• [STUDY MATERIAL]:
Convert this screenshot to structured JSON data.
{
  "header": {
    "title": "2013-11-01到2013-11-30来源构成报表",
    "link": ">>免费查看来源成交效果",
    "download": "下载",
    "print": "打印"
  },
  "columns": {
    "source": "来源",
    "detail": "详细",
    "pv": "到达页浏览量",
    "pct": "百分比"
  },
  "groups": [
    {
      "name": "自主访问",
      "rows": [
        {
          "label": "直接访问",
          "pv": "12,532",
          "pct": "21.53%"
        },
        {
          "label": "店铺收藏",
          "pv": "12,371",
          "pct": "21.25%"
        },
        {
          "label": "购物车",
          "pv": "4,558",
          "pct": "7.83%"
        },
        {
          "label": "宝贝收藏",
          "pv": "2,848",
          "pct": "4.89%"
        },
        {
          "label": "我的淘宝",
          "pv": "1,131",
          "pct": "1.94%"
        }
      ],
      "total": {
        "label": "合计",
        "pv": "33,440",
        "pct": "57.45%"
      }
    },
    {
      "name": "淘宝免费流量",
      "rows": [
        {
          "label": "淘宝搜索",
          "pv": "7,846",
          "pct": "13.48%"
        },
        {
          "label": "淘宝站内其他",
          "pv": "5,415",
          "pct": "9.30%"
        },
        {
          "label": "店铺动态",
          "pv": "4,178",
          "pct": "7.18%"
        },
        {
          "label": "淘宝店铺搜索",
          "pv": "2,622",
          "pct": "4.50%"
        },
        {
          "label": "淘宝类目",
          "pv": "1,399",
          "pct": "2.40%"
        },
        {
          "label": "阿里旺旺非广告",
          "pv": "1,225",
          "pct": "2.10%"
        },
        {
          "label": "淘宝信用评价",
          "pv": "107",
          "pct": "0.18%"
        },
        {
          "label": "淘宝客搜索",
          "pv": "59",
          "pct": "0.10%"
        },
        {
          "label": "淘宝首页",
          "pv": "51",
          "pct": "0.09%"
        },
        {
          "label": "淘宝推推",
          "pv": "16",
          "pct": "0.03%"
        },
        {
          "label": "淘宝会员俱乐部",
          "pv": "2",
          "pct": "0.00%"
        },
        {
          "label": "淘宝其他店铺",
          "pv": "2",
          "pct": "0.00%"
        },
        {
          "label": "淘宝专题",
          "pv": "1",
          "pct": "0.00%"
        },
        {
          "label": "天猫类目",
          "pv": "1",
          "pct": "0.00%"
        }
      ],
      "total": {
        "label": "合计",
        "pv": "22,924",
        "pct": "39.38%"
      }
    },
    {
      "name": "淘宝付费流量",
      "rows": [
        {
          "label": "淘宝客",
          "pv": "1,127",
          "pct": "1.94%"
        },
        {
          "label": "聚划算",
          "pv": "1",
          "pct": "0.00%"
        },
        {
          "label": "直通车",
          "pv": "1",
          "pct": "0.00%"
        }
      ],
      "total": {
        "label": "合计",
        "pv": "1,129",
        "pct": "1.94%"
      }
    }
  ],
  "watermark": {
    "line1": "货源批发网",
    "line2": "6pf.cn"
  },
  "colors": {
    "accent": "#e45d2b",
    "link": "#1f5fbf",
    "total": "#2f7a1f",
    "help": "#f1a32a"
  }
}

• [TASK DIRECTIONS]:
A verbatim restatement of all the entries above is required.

• [TASK ANSWER]:
Convert this screenshot to structured JSON data.
{
  "header": {
    "title": "2013-11-01到2013-11-30来源构成报表",
    "link": ">>免费查看来源成交效果",
    "download": "下载",
    "print": "打印"
  },
  "columns": {
    "source": "来源",
    "detail": "详细",
    "pv": "到达页浏览量",
    "pct": "百分比"
  },
  "groups": [
    {
      "name": "自主访问",
      "rows": [
        {
          "label": "直接访问",
          "pv": "12,532",
          "pct": "21.53%"
        },
        {
          "label": "店铺收藏",
          "pv": "12,371",
          "pct": "21.25%"
        },
        {
          "label": "购物车",
          "pv": "4,558",
          "pct": "7.83%"
        },
        {
          "label": "宝贝收藏",
          "pv": "2,848",
          "pct": "4.89%"
        },
        {
          "label": "我的淘宝",
          "pv": "1,131",
          "pct": "1.94%"
        }
      ],
      "total": {
        "label": "合计",
        "pv": "33,440",
        "pct": "57.45%"
      }
    },
    {
      "name": "淘宝免费流量",
      "rows": [
        {
          "label": "淘宝搜索",
          "pv": "7,846",
          "pct": "13.48%"
        },
        {
          "label": "淘宝站内其他",
          "pv": "5,415",
          "pct": "9.30%"
        },
        {
          "label": "店铺动态",
          "pv": "4,178",
          "pct": "7.18%"
        },
        {
          "label": "淘宝店铺搜索",
          "pv": "2,622",
          "pct": "4.50%"
        },
        {
          "label": "淘宝类目",
          "pv": "1,399",
          "pct": "2.40%"
        },
        {
          "label": "阿里旺旺非广告",
          "pv": "1,225",
          "pct": "2.10%"
        },
        {
          "label": "淘宝信用评价",
          "pv": "107",
          "pct": "0.18%"
        },
        {
          "label": "淘宝客搜索",
          "pv": "59",
          "pct": "0.10%"
        },
        {
          "label": "淘宝首页",
          "pv": "51",
          "pct": "0.09%"
        },
        {
          "label": "淘宝推推",
          "pv": "16",
          "pct": "0.03%"
        },
        {
          "label": "淘宝会员俱乐部",
          "pv": "2",
          "pct": "0.00%"
        },
        {
          "label": "淘宝其他店铺",
          "pv": "2",
          "pct": "0.00%"
        },
        {
          "label": "淘宝专题",
          "pv": "1",
          "pct": "0.00%"
        },
        {
          "label": "天猫类目",
          "pv": "1",
          "pct": "0.00%"
        }
      ],
      "total": {
        "label": "合计",
        "pv": "22,924",
        "pct": "39.38%"
      }
    },
    {
      "name": "淘宝付费流量",
      "rows": [
        {
          "label": "淘宝客",
          "pv": "1,127",
          "pct": "1.94%"
        },
        {
          "label": "聚划算",
          "pv": "1",
          "pct": "0.00%"
        },
        {
          "label": "直通车",
          "pv": "1",
          "pct": "0.00%"
        }
      ],
      "total": {
        "label": "合计",
        "pv": "1,129",
        "pct": "1.94%"
      }
    }
  ],
  "watermark": {
    "line1": "货源批发网",
    "line2": "6pf.cn"
  },
  "colors": {
    "accent": "#e45d2b",
    "link": "#1f5fbf",
    "total": "#2f7a1f",
    "help": "#f1a32a"
  }
}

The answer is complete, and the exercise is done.